/---

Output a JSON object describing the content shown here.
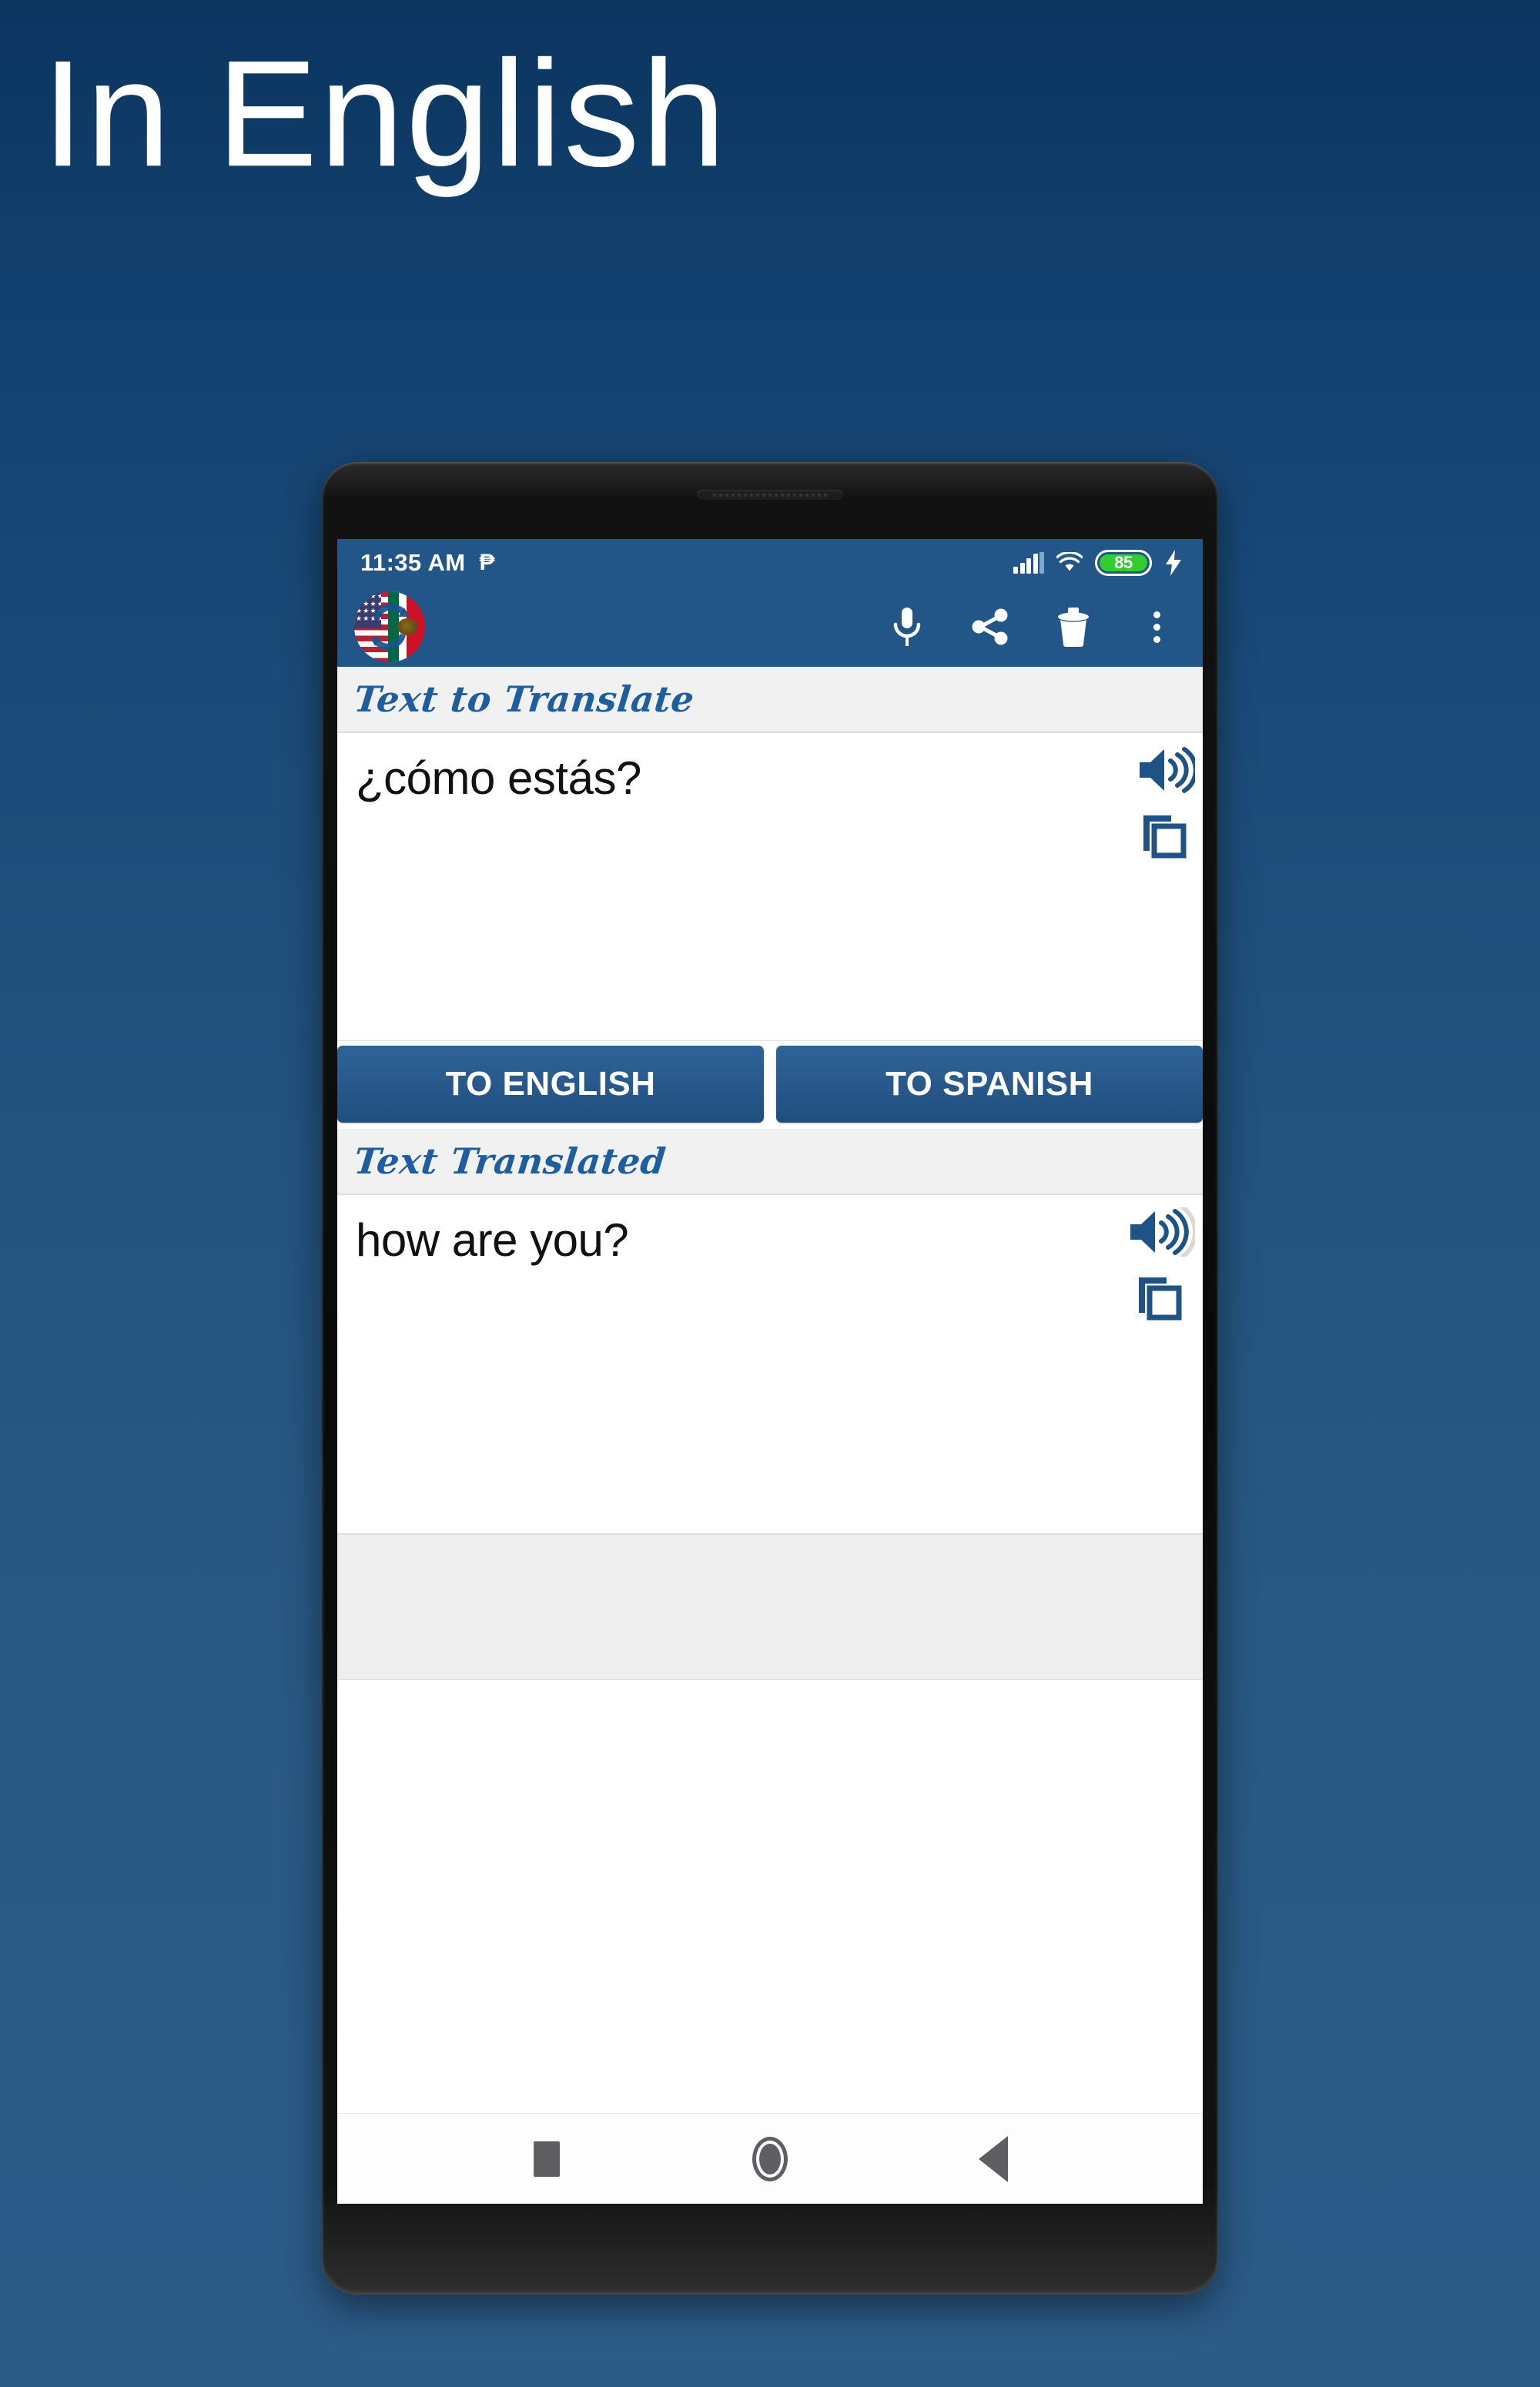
{
  "headline": {
    "text": "In English"
  },
  "status_bar": {
    "time": "11:35 AM",
    "notification_icon": "pin-notification-icon",
    "signal_icon": "cellular-signal-icon",
    "wifi_icon": "wifi-icon",
    "battery_level": "85",
    "charging_icon": "charging-bolt-icon",
    "battery_color": "#33cc33",
    "bar_color": "#225588"
  },
  "app_bar": {
    "logo_icon": "us-mexico-flags-swap-logo",
    "actions": [
      {
        "name": "microphone",
        "icon": "microphone-icon",
        "label": "Voice input"
      },
      {
        "name": "share",
        "icon": "share-icon",
        "label": "Share"
      },
      {
        "name": "delete",
        "icon": "trash-icon",
        "label": "Clear"
      },
      {
        "name": "overflow",
        "icon": "kebab-menu-icon",
        "label": "More options"
      }
    ]
  },
  "input_section": {
    "label": "Text to Translate",
    "value": "¿cómo estás?",
    "placeholder": "Text to Translate",
    "speak_icon": "speaker-icon",
    "copy_icon": "copy-icon"
  },
  "buttons": {
    "to_english": "TO ENGLISH",
    "to_spanish": "TO SPANISH"
  },
  "output_section": {
    "label": "Text Translated",
    "value": "how are you?",
    "speak_icon": "speaker-icon",
    "copy_icon": "copy-icon"
  },
  "nav_bar": {
    "recents": "recents-square-icon",
    "home": "home-circle-icon",
    "back": "back-triangle-icon"
  },
  "colors": {
    "brand_blue": "#225588",
    "accent_blue": "#1f5e9e",
    "button_blue": "#2a5a8d",
    "background_top": "#0c3560",
    "background_bottom": "#2c5b88"
  }
}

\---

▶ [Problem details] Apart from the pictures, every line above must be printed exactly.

▶ [Solution for this task]
Output a JSON object describing the content shown here.
{
  "headline": {
    "text": "In English"
  },
  "status_bar": {
    "time": "11:35 AM",
    "notification_icon": "pin-notification-icon",
    "signal_icon": "cellular-signal-icon",
    "wifi_icon": "wifi-icon",
    "battery_level": "85",
    "charging_icon": "charging-bolt-icon",
    "battery_color": "#33cc33",
    "bar_color": "#225588"
  },
  "app_bar": {
    "logo_icon": "us-mexico-flags-swap-logo",
    "actions": [
      {
        "name": "microphone",
        "icon": "microphone-icon",
        "label": "Voice input"
      },
      {
        "name": "share",
        "icon": "share-icon",
        "label": "Share"
      },
      {
        "name": "delete",
        "icon": "trash-icon",
        "label": "Clear"
      },
      {
        "name": "overflow",
        "icon": "kebab-menu-icon",
        "label": "More options"
      }
    ]
  },
  "input_section": {
    "label": "Text to Translate",
    "value": "¿cómo estás?",
    "placeholder": "Text to Translate",
    "speak_icon": "speaker-icon",
    "copy_icon": "copy-icon"
  },
  "buttons": {
    "to_english": "TO ENGLISH",
    "to_spanish": "TO SPANISH"
  },
  "output_section": {
    "label": "Text Translated",
    "value": "how are you?",
    "speak_icon": "speaker-icon",
    "copy_icon": "copy-icon"
  },
  "nav_bar": {
    "recents": "recents-square-icon",
    "home": "home-circle-icon",
    "back": "back-triangle-icon"
  },
  "colors": {
    "brand_blue": "#225588",
    "accent_blue": "#1f5e9e",
    "button_blue": "#2a5a8d",
    "background_top": "#0c3560",
    "background_bottom": "#2c5b88"
  }
}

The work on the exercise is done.